“Laine’s production as a teenager has been historic. Jimmy Carson’s 92 goals are the most by a teenager in NHL history, followed by Dale Hawerchuk’s 85, but it doesn’t take a hockey trivia virtuoso to know Carson and Hawerchuk skated in the league’s peak offensive years. If we adjust for era using hockey-reference.com’s formula, Carson’s goal total slips to 77, while Hawerchuk’s shrinks to 65. That puts Laine on top at 85 era-adjusted teenage goals. He’s the best teenage goal-scorer in history.”
At 6-foot-5 and 206 pounds, Laine is a much bigger man than Hull, 5-foot-11 and about 200 pounds in his playing days, but Laine’s best traits call to mind Hull’s, most notably the release and ability to score from seemingly anywhere. Amazingly, the two players’ career shooting percentages are almost identical. Hull’s is 15.20, and Laine’s is 15.23. Hull played much of his career in the Live Puck Era, but he played the back half against Michelin-man goalies in the Dead Puck Era, so the comparison feels fair.
The criticisms of Laine’s game also mirror those Hull received: that Laine’s two-way game needs work and that his commitment is inconsistent. In all but one of his NHL seasons, the Jets were outshot and outchanced significantly at 5-on-5 with Laine on the ice. Some metrics actually grade Laine as one of the worst defensive players in the entire league over the course of his career. Laine has also been prone to equally monstrous streaks and slumps so far in his career, most notably in 2018-19, when he scored 18 goals in a 12-game stretch and 12 goals across the other 70 games. He bucked that trend last season with his most consistent results to date, scoring at least three goals in every month and averaging a point per game or better in four different months.
So if we’ve established that Hull and Laine share some clear similarities in terms of strengths, weaknesses and career trajectories at the time of being traded, does that mean Laine can become the next Hull?
Working in Laine’s favor are that he’s already done more by 22 than Hull did by 23 and that Laine may be even more gifted in terms of raw physical skill and strength. Laine, however, needs to drastically increase his shot output if Saturday’s trade is to become Brett Hull Trade 2.0 someday. Hull led the NHL in shots three times and finished second three more times. He eclipsed 300 shots eight times. Laine’s career high in shots is 245. He’s yet to crack the top 10 in shots in any season.

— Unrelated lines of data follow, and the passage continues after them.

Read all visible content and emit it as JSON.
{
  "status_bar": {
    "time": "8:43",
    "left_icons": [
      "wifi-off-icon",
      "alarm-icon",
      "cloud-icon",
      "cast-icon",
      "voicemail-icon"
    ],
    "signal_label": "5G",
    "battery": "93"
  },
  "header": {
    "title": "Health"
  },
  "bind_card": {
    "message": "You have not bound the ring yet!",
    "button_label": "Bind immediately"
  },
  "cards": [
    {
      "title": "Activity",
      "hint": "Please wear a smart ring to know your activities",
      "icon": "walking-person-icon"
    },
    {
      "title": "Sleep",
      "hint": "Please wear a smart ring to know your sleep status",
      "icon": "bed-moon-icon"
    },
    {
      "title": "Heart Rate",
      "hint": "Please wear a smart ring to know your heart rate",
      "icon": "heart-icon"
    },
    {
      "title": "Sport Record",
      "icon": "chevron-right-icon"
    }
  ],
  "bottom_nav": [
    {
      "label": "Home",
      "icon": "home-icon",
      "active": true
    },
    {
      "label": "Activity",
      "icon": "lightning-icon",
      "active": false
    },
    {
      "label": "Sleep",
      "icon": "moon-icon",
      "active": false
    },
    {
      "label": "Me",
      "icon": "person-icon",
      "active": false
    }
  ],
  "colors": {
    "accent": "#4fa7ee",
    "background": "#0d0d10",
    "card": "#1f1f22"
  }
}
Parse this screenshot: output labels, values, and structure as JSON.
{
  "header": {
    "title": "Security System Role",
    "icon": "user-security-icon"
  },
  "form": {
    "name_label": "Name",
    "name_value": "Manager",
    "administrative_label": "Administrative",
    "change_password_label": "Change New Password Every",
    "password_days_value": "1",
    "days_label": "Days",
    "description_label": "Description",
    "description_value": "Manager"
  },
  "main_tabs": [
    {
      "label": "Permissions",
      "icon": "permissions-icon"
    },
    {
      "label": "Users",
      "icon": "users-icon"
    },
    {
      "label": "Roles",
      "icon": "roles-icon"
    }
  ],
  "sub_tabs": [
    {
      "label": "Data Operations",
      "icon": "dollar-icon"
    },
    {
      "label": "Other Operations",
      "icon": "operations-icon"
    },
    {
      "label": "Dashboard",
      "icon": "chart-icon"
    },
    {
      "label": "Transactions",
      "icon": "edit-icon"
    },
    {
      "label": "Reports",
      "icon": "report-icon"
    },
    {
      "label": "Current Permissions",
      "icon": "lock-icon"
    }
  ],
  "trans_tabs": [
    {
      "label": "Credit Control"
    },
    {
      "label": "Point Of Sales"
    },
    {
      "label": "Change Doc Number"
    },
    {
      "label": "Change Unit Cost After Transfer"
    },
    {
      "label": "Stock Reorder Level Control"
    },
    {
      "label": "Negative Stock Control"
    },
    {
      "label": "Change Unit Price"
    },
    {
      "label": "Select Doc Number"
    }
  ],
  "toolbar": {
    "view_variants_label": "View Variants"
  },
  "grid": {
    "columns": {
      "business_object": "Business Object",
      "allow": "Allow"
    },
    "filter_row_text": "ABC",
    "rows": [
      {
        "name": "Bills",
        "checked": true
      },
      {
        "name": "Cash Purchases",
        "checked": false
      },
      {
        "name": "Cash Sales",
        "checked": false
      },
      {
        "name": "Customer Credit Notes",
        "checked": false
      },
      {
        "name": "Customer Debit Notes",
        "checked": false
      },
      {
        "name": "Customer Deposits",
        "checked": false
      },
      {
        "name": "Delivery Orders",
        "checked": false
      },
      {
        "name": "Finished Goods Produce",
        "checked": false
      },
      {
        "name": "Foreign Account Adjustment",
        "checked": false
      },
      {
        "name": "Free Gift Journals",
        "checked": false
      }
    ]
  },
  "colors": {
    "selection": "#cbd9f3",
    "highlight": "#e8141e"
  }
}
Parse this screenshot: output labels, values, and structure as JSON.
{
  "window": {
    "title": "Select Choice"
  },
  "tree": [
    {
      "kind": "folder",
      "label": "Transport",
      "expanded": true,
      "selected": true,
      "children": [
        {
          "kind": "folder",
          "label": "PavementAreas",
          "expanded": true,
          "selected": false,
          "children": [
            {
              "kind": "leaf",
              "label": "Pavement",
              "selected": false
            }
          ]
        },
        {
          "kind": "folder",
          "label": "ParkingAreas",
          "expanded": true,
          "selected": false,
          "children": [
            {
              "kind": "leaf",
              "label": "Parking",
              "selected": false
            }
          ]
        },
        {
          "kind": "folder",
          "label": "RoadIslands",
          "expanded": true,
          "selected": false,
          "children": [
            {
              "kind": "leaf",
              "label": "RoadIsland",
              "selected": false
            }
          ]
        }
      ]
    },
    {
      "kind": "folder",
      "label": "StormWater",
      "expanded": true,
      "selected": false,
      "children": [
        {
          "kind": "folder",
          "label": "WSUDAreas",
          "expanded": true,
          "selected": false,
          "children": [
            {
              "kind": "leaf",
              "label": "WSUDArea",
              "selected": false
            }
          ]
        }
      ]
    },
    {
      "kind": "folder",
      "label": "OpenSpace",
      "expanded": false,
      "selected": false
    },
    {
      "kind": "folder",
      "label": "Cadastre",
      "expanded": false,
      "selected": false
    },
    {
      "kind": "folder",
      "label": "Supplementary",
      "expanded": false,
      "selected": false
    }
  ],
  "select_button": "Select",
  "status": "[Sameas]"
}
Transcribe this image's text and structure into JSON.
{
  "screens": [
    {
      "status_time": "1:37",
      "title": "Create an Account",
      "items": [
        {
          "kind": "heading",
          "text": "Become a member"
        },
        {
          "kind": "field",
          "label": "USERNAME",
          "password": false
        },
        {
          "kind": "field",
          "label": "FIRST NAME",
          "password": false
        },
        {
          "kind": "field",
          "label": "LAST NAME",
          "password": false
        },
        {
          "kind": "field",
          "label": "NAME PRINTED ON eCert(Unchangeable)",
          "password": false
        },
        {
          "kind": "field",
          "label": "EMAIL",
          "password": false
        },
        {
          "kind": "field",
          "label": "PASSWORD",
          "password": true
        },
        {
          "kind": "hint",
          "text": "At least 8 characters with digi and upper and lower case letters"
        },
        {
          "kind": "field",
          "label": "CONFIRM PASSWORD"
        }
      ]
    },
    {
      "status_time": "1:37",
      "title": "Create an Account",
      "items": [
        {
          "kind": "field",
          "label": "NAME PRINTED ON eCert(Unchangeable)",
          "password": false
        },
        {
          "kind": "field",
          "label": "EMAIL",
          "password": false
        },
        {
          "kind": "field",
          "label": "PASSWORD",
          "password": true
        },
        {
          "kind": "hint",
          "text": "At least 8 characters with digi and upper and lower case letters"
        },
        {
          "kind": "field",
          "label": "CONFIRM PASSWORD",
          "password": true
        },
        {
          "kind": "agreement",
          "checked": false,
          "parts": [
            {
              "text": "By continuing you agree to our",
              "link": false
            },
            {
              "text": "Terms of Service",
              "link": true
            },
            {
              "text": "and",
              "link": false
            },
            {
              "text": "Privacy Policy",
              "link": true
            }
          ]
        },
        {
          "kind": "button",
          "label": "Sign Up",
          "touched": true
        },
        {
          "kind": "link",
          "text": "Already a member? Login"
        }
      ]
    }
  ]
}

We can blame some of that output on the fact Jets coach Paul Maurice never entrusted him with true top-line minutes until last season, but even Laine’s per-60 shot rate suggests he needs to increase his volume if he wants to break through and become a generationally elite sniper. Across the three seasons preceding this one, among 393 forwards who logged 1,000 or more minutes total at 5-on-5, Laine sat 81st in shots per 60, landing in the 79th percentile. He also relied on his ability to score from far away a bit too much, as he sat 347th in high-danger shot attempts per 60, landing in the 12th percentile.
And yet – Laine still ranks ninth among all players in goals since he debuted in 2016-17. We know his numbers could explode if he upped his shot rate to top-tier levels. What would help him do so is his very own Adam Oates, of course. To be clear, Hull was a legendary talent who would’ve been a Hall of Famer with or without a Hall of Fame center feeding him the puck, but it’s noteworthy that Hull’s peak seasons in terms of goals and shot output coincided with Oates’ 2.5 seasons in St. Louis.
And with all due respect to Max Domi, Laine does not currently have an Adam Oates comparable ready to make magic with him in Columbus. Laine’s supporting cast actually gets a significant downgrade. His most common centers as a Jet were Bryan Little and Mark Scheifele. Domi, the favorite to center Laine once he returns from injury, has more raw offensive skill than Little, but he’s no Scheifele.
So can Laine become Brett Hull 2.0? The skill set says yes. The situation, however, doesn’t set Laine up perfectly. He’s also an RFA this coming off-season. So his fate is anything but set.
Advanced stats courtesy of naturalstattrick.com